While McDonald's has not had supply chain problems, some Wendy's restaurants have taken hamburgers off the menu due to the meat shortage.

Kempczinski also said that for now, the most important focus is on "keeping the crew, keeping customers safe."

"Without that nothing else really matters to be quite honest and so in the case of our crew, we're doing a variety of things," he said.

McDonald's has over 50 new procedures in place at U.S. restaurants, which include "everything from social distancing, how we sanitize the restaurant, protective barriers, gloves, masks" and more, according to the company.

As for customers, Kempczinski said "most of our business now is happening through the drive-through which kind of has a natural built-in social distancing element to it."

"Certainly we've never had a test like this one but it's just been great to see how we're sharing learnings and best practices across the globe because we're all going through this for the first time," he added.

Globally, Kempczinski said McDonald's has started to innovate with dining room spacing, barriers, contact-less ordering and pickup from a cart to avoid human contact.

"I think the thing you're seeing in the Netherlands and in restaurants around the globe, McDonald's is really good at innovating and this is an innovation problem as much as a public health problem," he explained. "So we're going to find solutions to this to ensure we can both serve our customers but also make sure we're doing it safely."

McDonald's, like many restaurants that have stayed open, created a Thank You Meal program for first responders and front-line workers. More than 10 million meals have been donated in the last two weeks.

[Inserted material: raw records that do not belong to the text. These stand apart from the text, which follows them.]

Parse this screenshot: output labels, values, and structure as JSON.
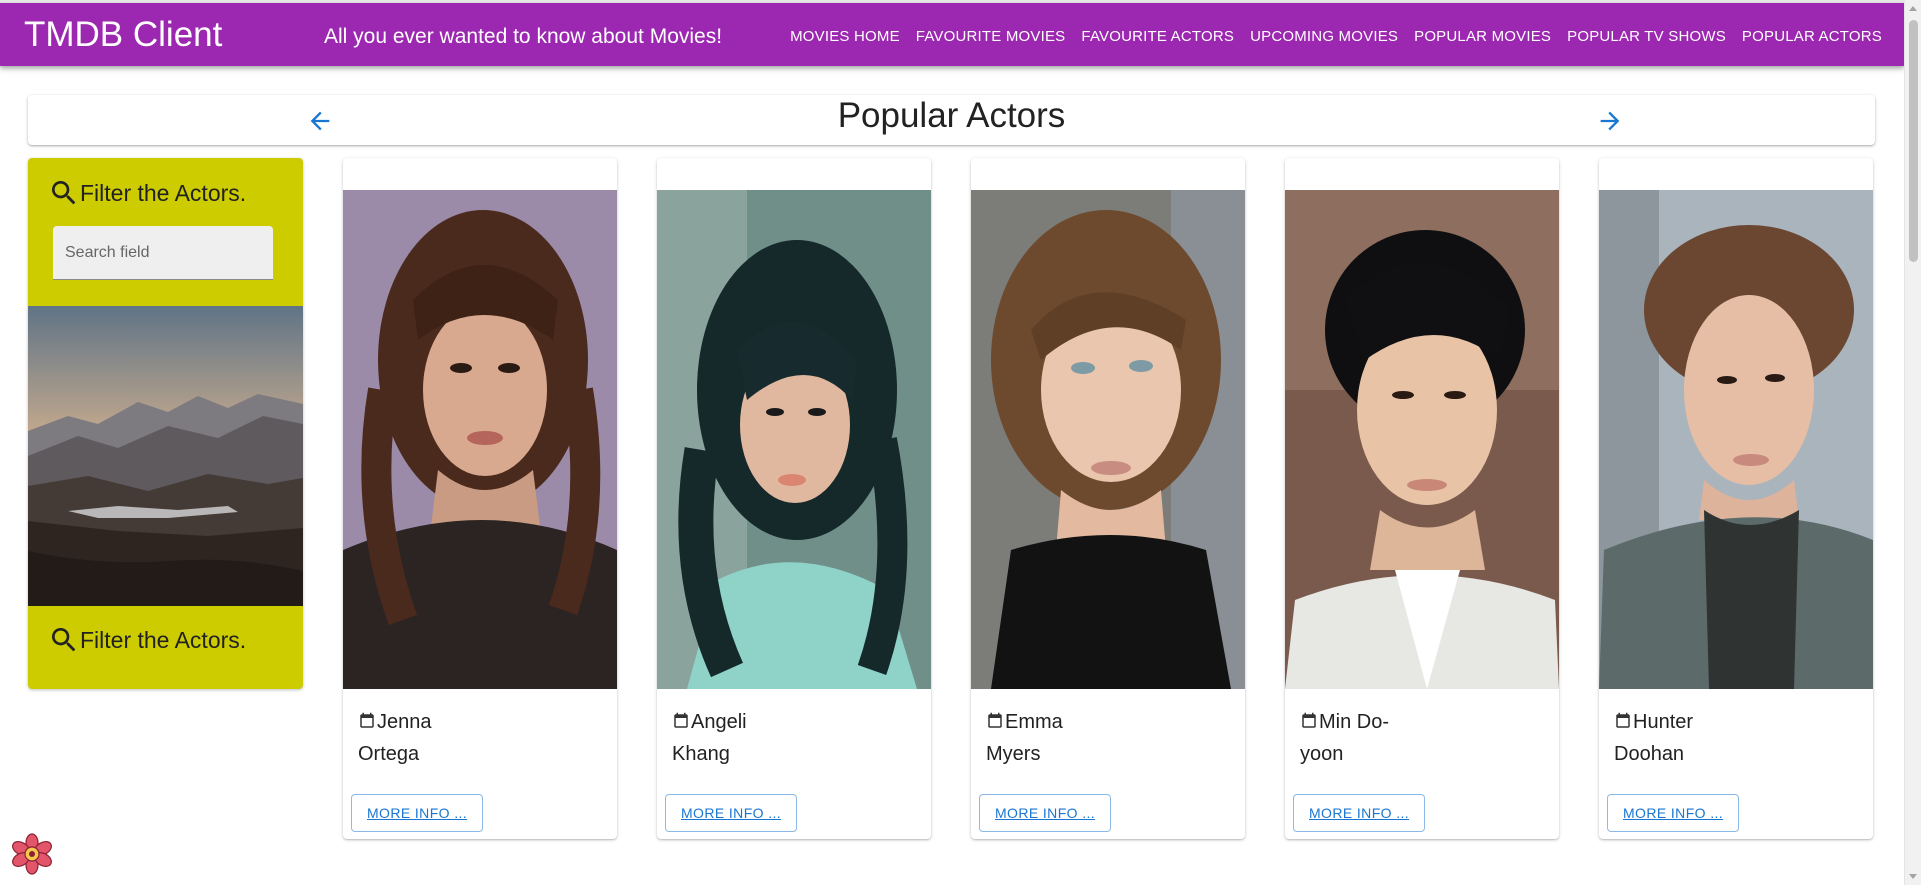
{
  "app": {
    "brand": "TMDB Client",
    "tagline": "All you ever wanted to know about Movies!",
    "accent": "#9c27b0"
  },
  "nav": {
    "items": [
      {
        "label": "MOVIES HOME"
      },
      {
        "label": "FAVOURITE MOVIES"
      },
      {
        "label": "FAVOURITE ACTORS"
      },
      {
        "label": "UPCOMING MOVIES"
      },
      {
        "label": "POPULAR MOVIES"
      },
      {
        "label": "POPULAR TV SHOWS"
      },
      {
        "label": "POPULAR ACTORS"
      }
    ]
  },
  "pager": {
    "title": "Popular Actors",
    "prev_icon": "arrow-back-icon",
    "next_icon": "arrow-forward-icon"
  },
  "filter": {
    "heading": "Filter the Actors.",
    "footer": "Filter the Actors.",
    "search_placeholder": "Search field",
    "search_value": "",
    "panel_color": "#cccc00",
    "icon": "search-icon"
  },
  "actors": [
    {
      "first": "Jenna",
      "last": "Ortega",
      "button": "MORE INFO ..."
    },
    {
      "first": "Angeli",
      "last": "Khang",
      "button": "MORE INFO ..."
    },
    {
      "first": "Emma",
      "last": "Myers",
      "button": "MORE INFO ..."
    },
    {
      "first": "Min Do-",
      "last": "yoon",
      "button": "MORE INFO ..."
    },
    {
      "first": "Hunter",
      "last": "Doohan",
      "button": "MORE INFO ..."
    }
  ],
  "fab": {
    "icon": "react-devtools-icon"
  }
}
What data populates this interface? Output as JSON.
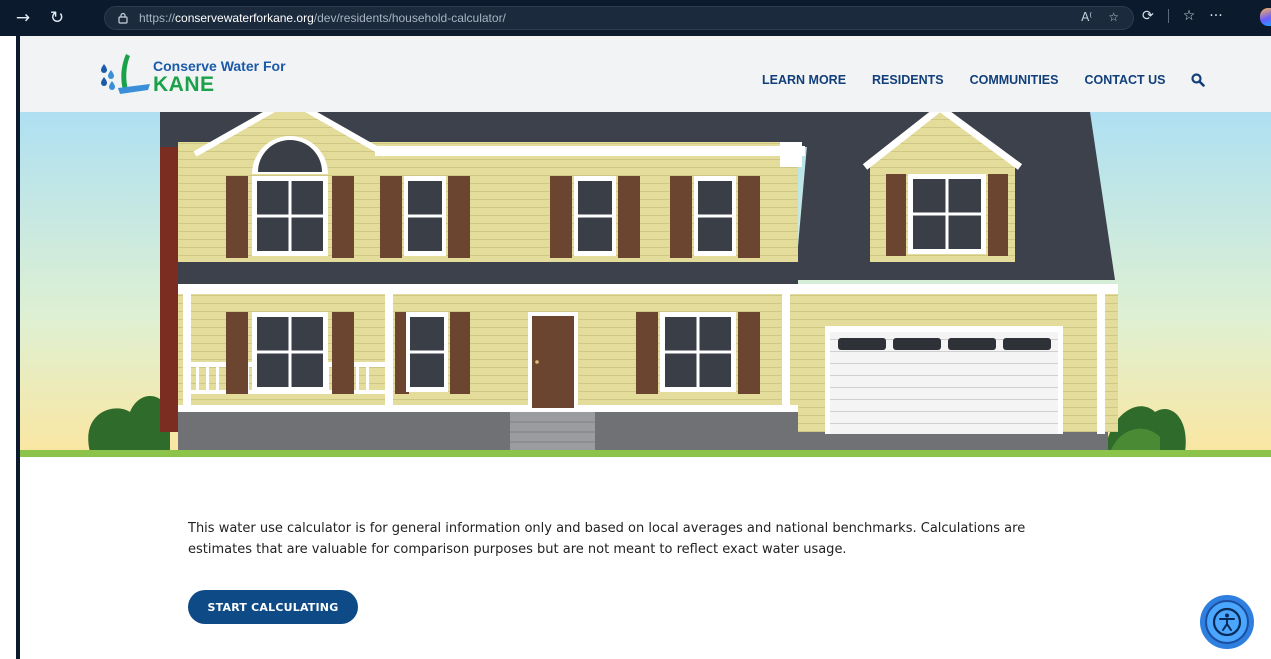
{
  "browser": {
    "url_scheme": "https://",
    "url_host": "conservewaterforkane.org",
    "url_path": "/dev/residents/household-calculator/",
    "reader_icon": "read-aloud-icon",
    "favorite_icon": "star-icon"
  },
  "logo": {
    "line1": "Conserve Water For",
    "line2": "KANE",
    "colors": {
      "blue": "#1a5aa8",
      "green": "#1aa14a"
    }
  },
  "nav": {
    "items": [
      {
        "label": "LEARN MORE"
      },
      {
        "label": "RESIDENTS"
      },
      {
        "label": "COMMUNITIES"
      },
      {
        "label": "CONTACT US"
      }
    ],
    "search_icon": "search-icon"
  },
  "content": {
    "intro_line1": "This water use calculator is for general information only and based on local averages and national benchmarks. Calculations are",
    "intro_line2": "estimates that are valuable for comparison purposes but are not meant to reflect exact water usage.",
    "start_button": "START CALCULATING"
  },
  "accessibility": {
    "icon": "accessibility-icon"
  },
  "colors": {
    "nav_text": "#123f7a",
    "button": "#0d4a86",
    "siding": "#e3dc9a",
    "roof": "#3c414b",
    "shutter": "#6b4530",
    "ground": "#8cc34a"
  }
}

"Now that will continue on a local basis in some restaurants," Kempczinski said of the program. "[To] be able to get a meal on your way to or from work has been a huge, huge help to first responders and we're going to continue to find ways like the thank you meal program to just step up and do a little extra thanks as well."

Related Topics